American Chestnuts Return
Posted by Zel Allen's nutgourmet on January 16, 2009
People are frequently asking me which nut is my favorite. That’s a really tough question to answer. Because each of the nuts has its own unique qualities, all have a special place in my heart.
Today, I’d like to share some history about the American chestnut. It’s a story of hope and perseverance. At one time the region along the U.S. Eastern Appalachians was a lush, dense forest of stunning American chestnut trees that grew as tall as 100 feet. Each year in the early autumn ripe chestnuts would drop onto the forest floor and provide food for the forest animals and sustenance for those living in and around the forests.
The trees grew branchless for about 50 feet and also provided strong hardwood to the lumber industry. Chestnut wood was used for household furniture, paneling, fencing, and musical instruments.
Hardy though the mighty chestnut tree was, it fell prey to a deadly fungus, Cryphonectria parasitica, from trees imported from Japan during the 1800s, though it took several years and much research to discover the origin of the disease.
In 1904 the first infected chestnut trees, about 1,400 of them, were found in New York City along the avenues of the Bronx Zoological Park. At first, the park’s forester, W. H. Merkel, noticed only a few yellowed leaves.

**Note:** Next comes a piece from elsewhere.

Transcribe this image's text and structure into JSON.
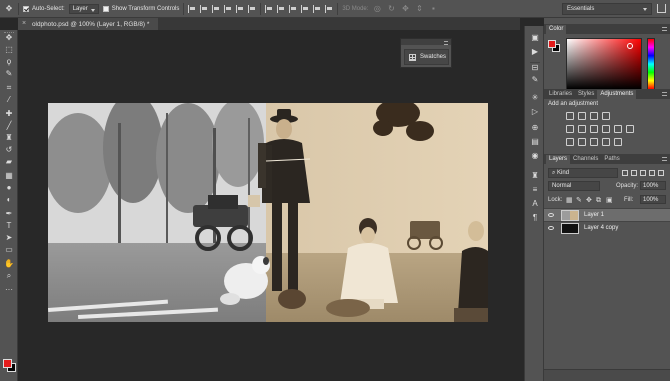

A year later he found chestnut trees sickened with dead branches barren of leaves that signaled serious problems. By 1950, the blight destroyed almost all the American chestnut trees and was considered one of the greatest ecological disasters the country had ever experienced.
But thanks to some very dedicated people, we may someday be able to reintroduce Americans to their delicious native chestnut. Today, the American Chestnut Foundation is working with plant pathologists and researchers to restore the chestnut trees to their once magnificent and prolific forests. For more detailed information see http://www.vegparadise.com/highestperch.html